───── Source data ─────

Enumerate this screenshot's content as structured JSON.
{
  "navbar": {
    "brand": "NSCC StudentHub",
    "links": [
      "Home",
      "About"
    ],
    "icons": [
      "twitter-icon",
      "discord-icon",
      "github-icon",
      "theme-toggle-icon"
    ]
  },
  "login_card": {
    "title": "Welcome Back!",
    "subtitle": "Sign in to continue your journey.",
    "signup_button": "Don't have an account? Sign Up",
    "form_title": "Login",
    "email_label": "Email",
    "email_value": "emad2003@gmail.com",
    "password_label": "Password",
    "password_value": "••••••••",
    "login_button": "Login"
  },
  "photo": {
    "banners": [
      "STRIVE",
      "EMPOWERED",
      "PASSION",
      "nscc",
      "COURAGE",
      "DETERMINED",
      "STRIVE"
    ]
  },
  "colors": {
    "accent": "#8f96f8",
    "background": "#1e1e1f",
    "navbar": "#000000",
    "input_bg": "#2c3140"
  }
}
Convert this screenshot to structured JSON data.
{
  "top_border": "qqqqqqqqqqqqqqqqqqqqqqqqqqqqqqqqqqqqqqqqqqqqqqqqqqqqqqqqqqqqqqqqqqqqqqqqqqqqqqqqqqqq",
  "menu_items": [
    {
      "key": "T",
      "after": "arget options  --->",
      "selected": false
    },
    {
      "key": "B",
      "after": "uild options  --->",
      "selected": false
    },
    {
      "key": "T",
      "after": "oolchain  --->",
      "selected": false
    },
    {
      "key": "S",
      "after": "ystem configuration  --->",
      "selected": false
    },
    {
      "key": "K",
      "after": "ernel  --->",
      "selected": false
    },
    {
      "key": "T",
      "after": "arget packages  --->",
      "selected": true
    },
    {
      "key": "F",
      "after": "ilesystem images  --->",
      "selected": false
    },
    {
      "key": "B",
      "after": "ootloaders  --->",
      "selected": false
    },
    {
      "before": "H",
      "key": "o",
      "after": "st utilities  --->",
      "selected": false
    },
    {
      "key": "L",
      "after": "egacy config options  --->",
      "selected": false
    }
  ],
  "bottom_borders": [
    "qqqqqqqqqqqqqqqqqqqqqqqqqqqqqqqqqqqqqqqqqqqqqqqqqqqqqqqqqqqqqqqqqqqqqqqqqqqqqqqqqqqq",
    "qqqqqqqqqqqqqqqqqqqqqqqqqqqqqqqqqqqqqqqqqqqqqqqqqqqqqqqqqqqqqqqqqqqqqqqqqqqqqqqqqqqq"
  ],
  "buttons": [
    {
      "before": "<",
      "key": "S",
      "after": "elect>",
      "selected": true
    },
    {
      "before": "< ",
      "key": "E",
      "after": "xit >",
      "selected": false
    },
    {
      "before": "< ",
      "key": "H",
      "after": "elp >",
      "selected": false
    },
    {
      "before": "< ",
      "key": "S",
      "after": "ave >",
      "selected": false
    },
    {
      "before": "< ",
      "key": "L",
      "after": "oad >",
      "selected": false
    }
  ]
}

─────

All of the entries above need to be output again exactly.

Enumerate this screenshot's content as structured JSON.
{
  "navbar": {
    "brand": "NSCC StudentHub",
    "links": [
      "Home",
      "About"
    ],
    "icons": [
      "twitter-icon",
      "discord-icon",
      "github-icon",
      "theme-toggle-icon"
    ]
  },
  "login_card": {
    "title": "Welcome Back!",
    "subtitle": "Sign in to continue your journey.",
    "signup_button": "Don't have an account? Sign Up",
    "form_title": "Login",
    "email_label": "Email",
    "email_value": "emad2003@gmail.com",
    "password_label": "Password",
    "password_value": "••••••••",
    "login_button": "Login"
  },
  "photo": {
    "banners": [
      "STRIVE",
      "EMPOWERED",
      "PASSION",
      "nscc",
      "COURAGE",
      "DETERMINED",
      "STRIVE"
    ]
  },
  "colors": {
    "accent": "#8f96f8",
    "background": "#1e1e1f",
    "navbar": "#000000",
    "input_bg": "#2c3140"
  }
}
Convert this screenshot to structured JSON data.
{
  "top_border": "qqqqqqqqqqqqqqqqqqqqqqqqqqqqqqqqqqqqqqqqqqqqqqqqqqqqqqqqqqqqqqqqqqqqqqqqqqqqqqqqqqqq",
  "menu_items": [
    {
      "key": "T",
      "after": "arget options  --->",
      "selected": false
    },
    {
      "key": "B",
      "after": "uild options  --->",
      "selected": false
    },
    {
      "key": "T",
      "after": "oolchain  --->",
      "selected": false
    },
    {
      "key": "S",
      "after": "ystem configuration  --->",
      "selected": false
    },
    {
      "key": "K",
      "after": "ernel  --->",
      "selected": false
    },
    {
      "key": "T",
      "after": "arget packages  --->",
      "selected": true
    },
    {
      "key": "F",
      "after": "ilesystem images  --->",
      "selected": false
    },
    {
      "key": "B",
      "after": "ootloaders  --->",
      "selected": false
    },
    {
      "before": "H",
      "key": "o",
      "after": "st utilities  --->",
      "selected": false
    },
    {
      "key": "L",
      "after": "egacy config options  --->",
      "selected": false
    }
  ],
  "bottom_borders": [
    "qqqqqqqqqqqqqqqqqqqqqqqqqqqqqqqqqqqqqqqqqqqqqqqqqqqqqqqqqqqqqqqqqqqqqqqqqqqqqqqqqqqq",
    "qqqqqqqqqqqqqqqqqqqqqqqqqqqqqqqqqqqqqqqqqqqqqqqqqqqqqqqqqqqqqqqqqqqqqqqqqqqqqqqqqqqq"
  ],
  "buttons": [
    {
      "before": "<",
      "key": "S",
      "after": "elect>",
      "selected": true
    },
    {
      "before": "< ",
      "key": "E",
      "after": "xit >",
      "selected": false
    },
    {
      "before": "< ",
      "key": "H",
      "after": "elp >",
      "selected": false
    },
    {
      "before": "< ",
      "key": "S",
      "after": "ave >",
      "selected": false
    },
    {
      "before": "< ",
      "key": "L",
      "after": "oad >",
      "selected": false
    }
  ]
}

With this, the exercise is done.